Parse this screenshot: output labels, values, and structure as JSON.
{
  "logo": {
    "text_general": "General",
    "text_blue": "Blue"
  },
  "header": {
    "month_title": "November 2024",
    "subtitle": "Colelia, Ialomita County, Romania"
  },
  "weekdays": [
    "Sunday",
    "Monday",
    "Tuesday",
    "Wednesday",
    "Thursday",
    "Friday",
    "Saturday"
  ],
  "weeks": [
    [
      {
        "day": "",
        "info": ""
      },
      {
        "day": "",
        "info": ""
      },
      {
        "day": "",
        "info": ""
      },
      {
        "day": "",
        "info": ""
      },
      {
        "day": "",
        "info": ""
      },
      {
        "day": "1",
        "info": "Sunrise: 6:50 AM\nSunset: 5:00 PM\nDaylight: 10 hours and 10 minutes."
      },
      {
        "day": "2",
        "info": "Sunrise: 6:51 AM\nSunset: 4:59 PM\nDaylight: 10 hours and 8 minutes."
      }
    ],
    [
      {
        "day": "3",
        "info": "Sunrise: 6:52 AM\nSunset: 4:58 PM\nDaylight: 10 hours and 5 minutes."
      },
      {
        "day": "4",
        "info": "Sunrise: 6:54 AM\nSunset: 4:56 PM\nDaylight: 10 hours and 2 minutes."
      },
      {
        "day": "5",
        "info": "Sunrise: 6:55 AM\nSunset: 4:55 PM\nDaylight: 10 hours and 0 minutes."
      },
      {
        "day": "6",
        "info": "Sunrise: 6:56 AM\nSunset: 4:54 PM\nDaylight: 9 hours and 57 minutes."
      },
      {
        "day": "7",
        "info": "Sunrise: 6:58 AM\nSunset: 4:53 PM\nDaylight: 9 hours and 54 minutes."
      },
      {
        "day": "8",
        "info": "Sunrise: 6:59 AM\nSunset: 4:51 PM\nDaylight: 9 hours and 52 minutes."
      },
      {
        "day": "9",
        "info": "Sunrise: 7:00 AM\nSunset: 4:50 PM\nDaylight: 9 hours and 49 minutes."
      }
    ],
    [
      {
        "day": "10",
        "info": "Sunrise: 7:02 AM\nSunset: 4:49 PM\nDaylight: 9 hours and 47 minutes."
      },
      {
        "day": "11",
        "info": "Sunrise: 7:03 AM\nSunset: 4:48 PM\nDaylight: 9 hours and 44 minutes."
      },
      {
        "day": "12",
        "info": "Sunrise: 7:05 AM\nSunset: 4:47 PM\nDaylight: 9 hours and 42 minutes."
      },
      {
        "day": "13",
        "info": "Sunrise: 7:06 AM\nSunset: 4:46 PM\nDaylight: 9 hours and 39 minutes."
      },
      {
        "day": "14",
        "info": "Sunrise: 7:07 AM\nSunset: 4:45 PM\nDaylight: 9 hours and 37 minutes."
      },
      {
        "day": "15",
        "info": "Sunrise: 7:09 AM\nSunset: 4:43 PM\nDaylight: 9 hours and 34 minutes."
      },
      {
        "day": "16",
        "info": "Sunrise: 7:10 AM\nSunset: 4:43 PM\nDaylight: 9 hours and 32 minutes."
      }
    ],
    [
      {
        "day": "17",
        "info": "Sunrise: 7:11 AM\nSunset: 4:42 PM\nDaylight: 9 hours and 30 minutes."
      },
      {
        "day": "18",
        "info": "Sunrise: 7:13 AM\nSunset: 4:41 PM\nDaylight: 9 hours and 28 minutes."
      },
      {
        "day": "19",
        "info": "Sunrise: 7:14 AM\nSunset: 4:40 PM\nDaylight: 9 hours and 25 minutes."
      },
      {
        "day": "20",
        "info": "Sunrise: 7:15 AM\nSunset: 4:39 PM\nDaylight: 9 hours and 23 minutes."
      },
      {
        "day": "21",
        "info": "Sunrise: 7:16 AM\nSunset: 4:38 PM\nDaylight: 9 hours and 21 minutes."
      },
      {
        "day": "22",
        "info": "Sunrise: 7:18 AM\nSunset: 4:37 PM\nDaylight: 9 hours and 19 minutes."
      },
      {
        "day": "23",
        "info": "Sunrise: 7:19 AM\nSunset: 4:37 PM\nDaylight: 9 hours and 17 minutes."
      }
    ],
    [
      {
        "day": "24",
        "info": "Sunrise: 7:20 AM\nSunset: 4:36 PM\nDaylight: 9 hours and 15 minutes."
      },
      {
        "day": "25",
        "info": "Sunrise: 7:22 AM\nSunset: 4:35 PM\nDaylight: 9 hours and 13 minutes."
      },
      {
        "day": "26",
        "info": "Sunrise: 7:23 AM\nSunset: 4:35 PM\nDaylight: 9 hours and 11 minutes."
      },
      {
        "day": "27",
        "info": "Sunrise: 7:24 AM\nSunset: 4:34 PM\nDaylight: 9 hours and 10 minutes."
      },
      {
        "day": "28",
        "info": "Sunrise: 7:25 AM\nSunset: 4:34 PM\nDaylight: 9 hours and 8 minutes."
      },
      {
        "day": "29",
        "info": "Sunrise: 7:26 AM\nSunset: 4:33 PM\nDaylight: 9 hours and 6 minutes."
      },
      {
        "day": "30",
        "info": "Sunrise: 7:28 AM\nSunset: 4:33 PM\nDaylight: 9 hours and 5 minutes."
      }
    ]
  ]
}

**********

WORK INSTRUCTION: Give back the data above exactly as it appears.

EXERCISE RESULT:
Parse this screenshot: output labels, values, and structure as JSON.
{
  "logo": {
    "text_general": "General",
    "text_blue": "Blue"
  },
  "header": {
    "month_title": "November 2024",
    "subtitle": "Colelia, Ialomita County, Romania"
  },
  "weekdays": [
    "Sunday",
    "Monday",
    "Tuesday",
    "Wednesday",
    "Thursday",
    "Friday",
    "Saturday"
  ],
  "weeks": [
    [
      {
        "day": "",
        "info": ""
      },
      {
        "day": "",
        "info": ""
      },
      {
        "day": "",
        "info": ""
      },
      {
        "day": "",
        "info": ""
      },
      {
        "day": "",
        "info": ""
      },
      {
        "day": "1",
        "info": "Sunrise: 6:50 AM\nSunset: 5:00 PM\nDaylight: 10 hours and 10 minutes."
      },
      {
        "day": "2",
        "info": "Sunrise: 6:51 AM\nSunset: 4:59 PM\nDaylight: 10 hours and 8 minutes."
      }
    ],
    [
      {
        "day": "3",
        "info": "Sunrise: 6:52 AM\nSunset: 4:58 PM\nDaylight: 10 hours and 5 minutes."
      },
      {
        "day": "4",
        "info": "Sunrise: 6:54 AM\nSunset: 4:56 PM\nDaylight: 10 hours and 2 minutes."
      },
      {
        "day": "5",
        "info": "Sunrise: 6:55 AM\nSunset: 4:55 PM\nDaylight: 10 hours and 0 minutes."
      },
      {
        "day": "6",
        "info": "Sunrise: 6:56 AM\nSunset: 4:54 PM\nDaylight: 9 hours and 57 minutes."
      },
      {
        "day": "7",
        "info": "Sunrise: 6:58 AM\nSunset: 4:53 PM\nDaylight: 9 hours and 54 minutes."
      },
      {
        "day": "8",
        "info": "Sunrise: 6:59 AM\nSunset: 4:51 PM\nDaylight: 9 hours and 52 minutes."
      },
      {
        "day": "9",
        "info": "Sunrise: 7:00 AM\nSunset: 4:50 PM\nDaylight: 9 hours and 49 minutes."
      }
    ],
    [
      {
        "day": "10",
        "info": "Sunrise: 7:02 AM\nSunset: 4:49 PM\nDaylight: 9 hours and 47 minutes."
      },
      {
        "day": "11",
        "info": "Sunrise: 7:03 AM\nSunset: 4:48 PM\nDaylight: 9 hours and 44 minutes."
      },
      {
        "day": "12",
        "info": "Sunrise: 7:05 AM\nSunset: 4:47 PM\nDaylight: 9 hours and 42 minutes."
      },
      {
        "day": "13",
        "info": "Sunrise: 7:06 AM\nSunset: 4:46 PM\nDaylight: 9 hours and 39 minutes."
      },
      {
        "day": "14",
        "info": "Sunrise: 7:07 AM\nSunset: 4:45 PM\nDaylight: 9 hours and 37 minutes."
      },
      {
        "day": "15",
        "info": "Sunrise: 7:09 AM\nSunset: 4:43 PM\nDaylight: 9 hours and 34 minutes."
      },
      {
        "day": "16",
        "info": "Sunrise: 7:10 AM\nSunset: 4:43 PM\nDaylight: 9 hours and 32 minutes."
      }
    ],
    [
      {
        "day": "17",
        "info": "Sunrise: 7:11 AM\nSunset: 4:42 PM\nDaylight: 9 hours and 30 minutes."
      },
      {
        "day": "18",
        "info": "Sunrise: 7:13 AM\nSunset: 4:41 PM\nDaylight: 9 hours and 28 minutes."
      },
      {
        "day": "19",
        "info": "Sunrise: 7:14 AM\nSunset: 4:40 PM\nDaylight: 9 hours and 25 minutes."
      },
      {
        "day": "20",
        "info": "Sunrise: 7:15 AM\nSunset: 4:39 PM\nDaylight: 9 hours and 23 minutes."
      },
      {
        "day": "21",
        "info": "Sunrise: 7:16 AM\nSunset: 4:38 PM\nDaylight: 9 hours and 21 minutes."
      },
      {
        "day": "22",
        "info": "Sunrise: 7:18 AM\nSunset: 4:37 PM\nDaylight: 9 hours and 19 minutes."
      },
      {
        "day": "23",
        "info": "Sunrise: 7:19 AM\nSunset: 4:37 PM\nDaylight: 9 hours and 17 minutes."
      }
    ],
    [
      {
        "day": "24",
        "info": "Sunrise: 7:20 AM\nSunset: 4:36 PM\nDaylight: 9 hours and 15 minutes."
      },
      {
        "day": "25",
        "info": "Sunrise: 7:22 AM\nSunset: 4:35 PM\nDaylight: 9 hours and 13 minutes."
      },
      {
        "day": "26",
        "info": "Sunrise: 7:23 AM\nSunset: 4:35 PM\nDaylight: 9 hours and 11 minutes."
      },
      {
        "day": "27",
        "info": "Sunrise: 7:24 AM\nSunset: 4:34 PM\nDaylight: 9 hours and 10 minutes."
      },
      {
        "day": "28",
        "info": "Sunrise: 7:25 AM\nSunset: 4:34 PM\nDaylight: 9 hours and 8 minutes."
      },
      {
        "day": "29",
        "info": "Sunrise: 7:26 AM\nSunset: 4:33 PM\nDaylight: 9 hours and 6 minutes."
      },
      {
        "day": "30",
        "info": "Sunrise: 7:28 AM\nSunset: 4:33 PM\nDaylight: 9 hours and 5 minutes."
      }
    ]
  ]
}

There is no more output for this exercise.